ABOUT THIS TASK: Copy every line of the records that includes the word "область".

DATA UNDER STUDY:

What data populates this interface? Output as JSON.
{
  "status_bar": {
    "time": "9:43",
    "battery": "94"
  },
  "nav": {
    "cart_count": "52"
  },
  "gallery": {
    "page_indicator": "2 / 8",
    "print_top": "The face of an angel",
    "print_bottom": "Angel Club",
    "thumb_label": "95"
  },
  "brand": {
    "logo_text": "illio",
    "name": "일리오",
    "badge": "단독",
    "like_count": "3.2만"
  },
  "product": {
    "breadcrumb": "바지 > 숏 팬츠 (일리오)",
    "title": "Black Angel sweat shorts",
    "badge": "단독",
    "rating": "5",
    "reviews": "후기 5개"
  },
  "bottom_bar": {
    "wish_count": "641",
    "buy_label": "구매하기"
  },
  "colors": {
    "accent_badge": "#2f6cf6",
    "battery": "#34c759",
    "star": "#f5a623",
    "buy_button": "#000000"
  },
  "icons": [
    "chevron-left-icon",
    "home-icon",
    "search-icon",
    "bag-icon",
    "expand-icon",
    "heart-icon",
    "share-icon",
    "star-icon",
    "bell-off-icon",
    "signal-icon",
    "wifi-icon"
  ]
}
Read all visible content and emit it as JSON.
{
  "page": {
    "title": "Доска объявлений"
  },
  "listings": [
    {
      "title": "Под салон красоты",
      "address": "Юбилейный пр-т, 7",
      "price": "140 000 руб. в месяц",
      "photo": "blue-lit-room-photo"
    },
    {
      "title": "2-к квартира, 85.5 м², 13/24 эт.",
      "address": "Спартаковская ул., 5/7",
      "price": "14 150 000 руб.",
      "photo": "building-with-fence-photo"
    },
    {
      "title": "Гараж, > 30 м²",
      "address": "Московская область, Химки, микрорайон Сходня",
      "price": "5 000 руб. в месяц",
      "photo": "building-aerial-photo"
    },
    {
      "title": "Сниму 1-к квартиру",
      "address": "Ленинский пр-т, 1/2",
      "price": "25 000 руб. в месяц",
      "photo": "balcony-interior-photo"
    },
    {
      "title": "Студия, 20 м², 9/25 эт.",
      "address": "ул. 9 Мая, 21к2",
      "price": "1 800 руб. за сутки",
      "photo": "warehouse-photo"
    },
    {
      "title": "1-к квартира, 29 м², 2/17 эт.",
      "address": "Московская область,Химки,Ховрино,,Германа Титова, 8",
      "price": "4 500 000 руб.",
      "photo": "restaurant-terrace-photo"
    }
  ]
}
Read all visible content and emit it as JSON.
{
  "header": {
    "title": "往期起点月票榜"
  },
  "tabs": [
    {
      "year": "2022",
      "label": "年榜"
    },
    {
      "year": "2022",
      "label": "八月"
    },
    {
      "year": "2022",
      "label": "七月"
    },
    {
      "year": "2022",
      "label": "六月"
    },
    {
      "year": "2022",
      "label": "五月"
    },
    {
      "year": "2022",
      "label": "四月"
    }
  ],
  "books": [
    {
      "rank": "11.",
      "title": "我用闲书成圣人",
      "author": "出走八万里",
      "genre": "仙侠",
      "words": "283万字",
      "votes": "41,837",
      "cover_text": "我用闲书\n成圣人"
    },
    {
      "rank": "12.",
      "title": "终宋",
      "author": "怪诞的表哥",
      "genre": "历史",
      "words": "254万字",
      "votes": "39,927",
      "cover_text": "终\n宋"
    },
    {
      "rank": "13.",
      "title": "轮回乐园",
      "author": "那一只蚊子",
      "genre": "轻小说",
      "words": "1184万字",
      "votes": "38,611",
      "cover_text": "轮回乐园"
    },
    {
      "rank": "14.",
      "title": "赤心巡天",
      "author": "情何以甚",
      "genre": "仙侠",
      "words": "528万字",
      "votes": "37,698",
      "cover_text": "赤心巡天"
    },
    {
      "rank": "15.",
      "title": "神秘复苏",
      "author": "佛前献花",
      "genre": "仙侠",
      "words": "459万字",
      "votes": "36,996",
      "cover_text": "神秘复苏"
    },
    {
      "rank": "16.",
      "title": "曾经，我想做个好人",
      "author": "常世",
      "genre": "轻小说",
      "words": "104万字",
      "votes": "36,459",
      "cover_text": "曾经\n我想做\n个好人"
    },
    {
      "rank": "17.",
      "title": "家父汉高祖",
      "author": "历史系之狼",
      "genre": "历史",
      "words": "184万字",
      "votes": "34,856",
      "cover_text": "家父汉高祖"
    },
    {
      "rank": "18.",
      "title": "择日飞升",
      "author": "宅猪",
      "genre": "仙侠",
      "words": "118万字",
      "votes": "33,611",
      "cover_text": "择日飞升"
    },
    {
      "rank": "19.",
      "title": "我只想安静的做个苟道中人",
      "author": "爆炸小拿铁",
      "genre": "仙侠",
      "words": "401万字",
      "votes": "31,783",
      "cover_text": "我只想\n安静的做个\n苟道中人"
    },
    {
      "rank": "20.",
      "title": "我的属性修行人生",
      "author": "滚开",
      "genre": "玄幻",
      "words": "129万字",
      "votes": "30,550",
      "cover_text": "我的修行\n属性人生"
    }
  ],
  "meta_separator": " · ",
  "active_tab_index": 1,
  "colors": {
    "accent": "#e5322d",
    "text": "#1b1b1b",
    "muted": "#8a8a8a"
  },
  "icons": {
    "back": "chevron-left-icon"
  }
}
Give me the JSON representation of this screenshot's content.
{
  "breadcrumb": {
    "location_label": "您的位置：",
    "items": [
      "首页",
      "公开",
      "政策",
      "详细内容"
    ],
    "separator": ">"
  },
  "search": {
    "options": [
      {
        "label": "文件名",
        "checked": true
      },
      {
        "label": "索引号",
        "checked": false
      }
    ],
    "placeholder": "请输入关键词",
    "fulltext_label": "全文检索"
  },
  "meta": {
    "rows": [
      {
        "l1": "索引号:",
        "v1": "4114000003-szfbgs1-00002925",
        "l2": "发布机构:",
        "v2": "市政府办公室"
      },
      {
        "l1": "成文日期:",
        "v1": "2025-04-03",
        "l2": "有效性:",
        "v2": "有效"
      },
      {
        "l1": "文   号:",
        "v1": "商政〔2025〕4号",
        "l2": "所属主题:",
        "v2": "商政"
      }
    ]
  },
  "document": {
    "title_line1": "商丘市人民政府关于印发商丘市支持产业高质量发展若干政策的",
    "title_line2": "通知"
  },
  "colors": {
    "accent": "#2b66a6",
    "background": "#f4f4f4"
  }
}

OUTPUT:
      "address": "Московская область, Химки, микрорайон Сходня",
      "address": "Московская область,Химки,Ховрино,,Германа Титова, 8",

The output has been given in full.